*** Opening of Working data ***

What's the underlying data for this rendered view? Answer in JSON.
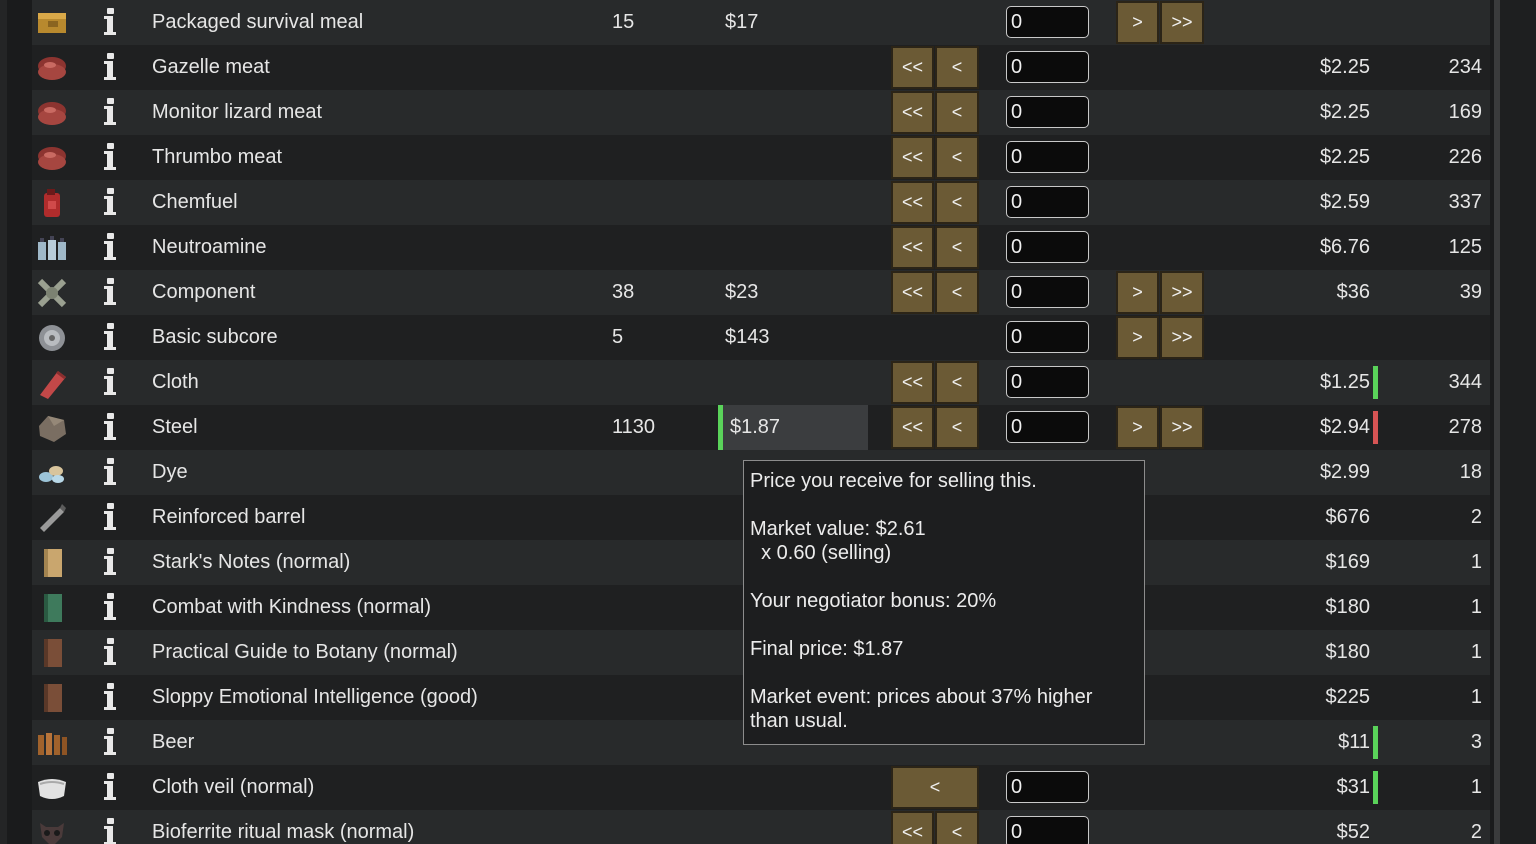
{
  "rows": [
    {
      "name": "Packaged survival meal",
      "icon": "survival-meal-icon",
      "colony_count": "15",
      "colony_price": "$17",
      "qty": "0",
      "buy_buttons": false,
      "sell_buttons": true,
      "trader_price": "",
      "trader_count": "",
      "marker": ""
    },
    {
      "name": "Gazelle meat",
      "icon": "meat-icon",
      "colony_count": "",
      "colony_price": "",
      "qty": "0",
      "buy_buttons": true,
      "sell_buttons": false,
      "trader_price": "$2.25",
      "trader_count": "234",
      "marker": ""
    },
    {
      "name": "Monitor lizard meat",
      "icon": "meat-icon",
      "colony_count": "",
      "colony_price": "",
      "qty": "0",
      "buy_buttons": true,
      "sell_buttons": false,
      "trader_price": "$2.25",
      "trader_count": "169",
      "marker": ""
    },
    {
      "name": "Thrumbo meat",
      "icon": "meat-icon",
      "colony_count": "",
      "colony_price": "",
      "qty": "0",
      "buy_buttons": true,
      "sell_buttons": false,
      "trader_price": "$2.25",
      "trader_count": "226",
      "marker": ""
    },
    {
      "name": "Chemfuel",
      "icon": "chemfuel-icon",
      "colony_count": "",
      "colony_price": "",
      "qty": "0",
      "buy_buttons": true,
      "sell_buttons": false,
      "trader_price": "$2.59",
      "trader_count": "337",
      "marker": ""
    },
    {
      "name": "Neutroamine",
      "icon": "neutroamine-icon",
      "colony_count": "",
      "colony_price": "",
      "qty": "0",
      "buy_buttons": true,
      "sell_buttons": false,
      "trader_price": "$6.76",
      "trader_count": "125",
      "marker": ""
    },
    {
      "name": "Component",
      "icon": "component-icon",
      "colony_count": "38",
      "colony_price": "$23",
      "qty": "0",
      "buy_buttons": true,
      "sell_buttons": true,
      "trader_price": "$36",
      "trader_count": "39",
      "marker": ""
    },
    {
      "name": "Basic subcore",
      "icon": "subcore-icon",
      "colony_count": "5",
      "colony_price": "$143",
      "qty": "0",
      "buy_buttons": false,
      "sell_buttons": true,
      "trader_price": "",
      "trader_count": "",
      "marker": ""
    },
    {
      "name": "Cloth",
      "icon": "cloth-icon",
      "colony_count": "",
      "colony_price": "",
      "qty": "0",
      "buy_buttons": true,
      "sell_buttons": false,
      "trader_price": "$1.25",
      "trader_count": "344",
      "marker": "green"
    },
    {
      "name": "Steel",
      "icon": "steel-icon",
      "colony_count": "1130",
      "colony_price": "$1.87",
      "qty": "0",
      "buy_buttons": true,
      "sell_buttons": true,
      "trader_price": "$2.94",
      "trader_count": "278",
      "marker": "red",
      "highlight": true
    },
    {
      "name": "Dye",
      "icon": "dye-icon",
      "colony_count": "",
      "colony_price": "",
      "qty": "",
      "buy_buttons": false,
      "sell_buttons": false,
      "trader_price": "$2.99",
      "trader_count": "18",
      "marker": ""
    },
    {
      "name": "Reinforced barrel",
      "icon": "barrel-icon",
      "colony_count": "",
      "colony_price": "",
      "qty": "",
      "buy_buttons": false,
      "sell_buttons": false,
      "trader_price": "$676",
      "trader_count": "2",
      "marker": ""
    },
    {
      "name": "Stark's Notes (normal)",
      "icon": "notes-icon",
      "colony_count": "",
      "colony_price": "",
      "qty": "",
      "buy_buttons": false,
      "sell_buttons": false,
      "trader_price": "$169",
      "trader_count": "1",
      "marker": ""
    },
    {
      "name": "Combat with Kindness (normal)",
      "icon": "book-green-icon",
      "colony_count": "",
      "colony_price": "",
      "qty": "",
      "buy_buttons": false,
      "sell_buttons": false,
      "trader_price": "$180",
      "trader_count": "1",
      "marker": ""
    },
    {
      "name": "Practical Guide to Botany (normal)",
      "icon": "book-brown-icon",
      "colony_count": "",
      "colony_price": "",
      "qty": "",
      "buy_buttons": false,
      "sell_buttons": false,
      "trader_price": "$180",
      "trader_count": "1",
      "marker": ""
    },
    {
      "name": "Sloppy Emotional Intelligence (good)",
      "icon": "book-brown-icon",
      "colony_count": "",
      "colony_price": "",
      "qty": "",
      "buy_buttons": false,
      "sell_buttons": false,
      "trader_price": "$225",
      "trader_count": "1",
      "marker": ""
    },
    {
      "name": "Beer",
      "icon": "beer-icon",
      "colony_count": "",
      "colony_price": "",
      "qty": "",
      "buy_buttons": false,
      "sell_buttons": false,
      "trader_price": "$11",
      "trader_count": "3",
      "marker": "green"
    },
    {
      "name": "Cloth veil (normal)",
      "icon": "veil-icon",
      "colony_count": "",
      "colony_price": "",
      "qty": "0",
      "single_buy": true,
      "buy_buttons": false,
      "sell_buttons": false,
      "trader_price": "$31",
      "trader_count": "1",
      "marker": "green"
    },
    {
      "name": "Bioferrite ritual mask (normal)",
      "icon": "mask-icon",
      "colony_count": "",
      "colony_price": "",
      "qty": "0",
      "buy_buttons": true,
      "sell_buttons": false,
      "trader_price": "$52",
      "trader_count": "2",
      "marker": ""
    }
  ],
  "labels": {
    "buy_all": "<<",
    "buy_one": "<",
    "sell_one": ">",
    "sell_all": ">>"
  },
  "tooltip": {
    "line1": "Price you receive for selling this.",
    "line2": "Market value: $2.61",
    "line3": "  x 0.60 (selling)",
    "line4": "Your negotiator bonus: 20%",
    "line5": "Final price: $1.87",
    "line6": "Market event: prices about 37% higher",
    "line7": "than usual."
  },
  "colors": {
    "button": "#6b5a35",
    "good_marker": "#5ad35a",
    "bad_marker": "#d65454"
  }
}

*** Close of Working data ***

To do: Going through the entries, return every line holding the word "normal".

Your solution:
      "name": "Stark's Notes (normal)",
      "name": "Combat with Kindness (normal)",
      "name": "Practical Guide to Botany (normal)",
      "name": "Cloth veil (normal)",
      "name": "Bioferrite ritual mask (normal)",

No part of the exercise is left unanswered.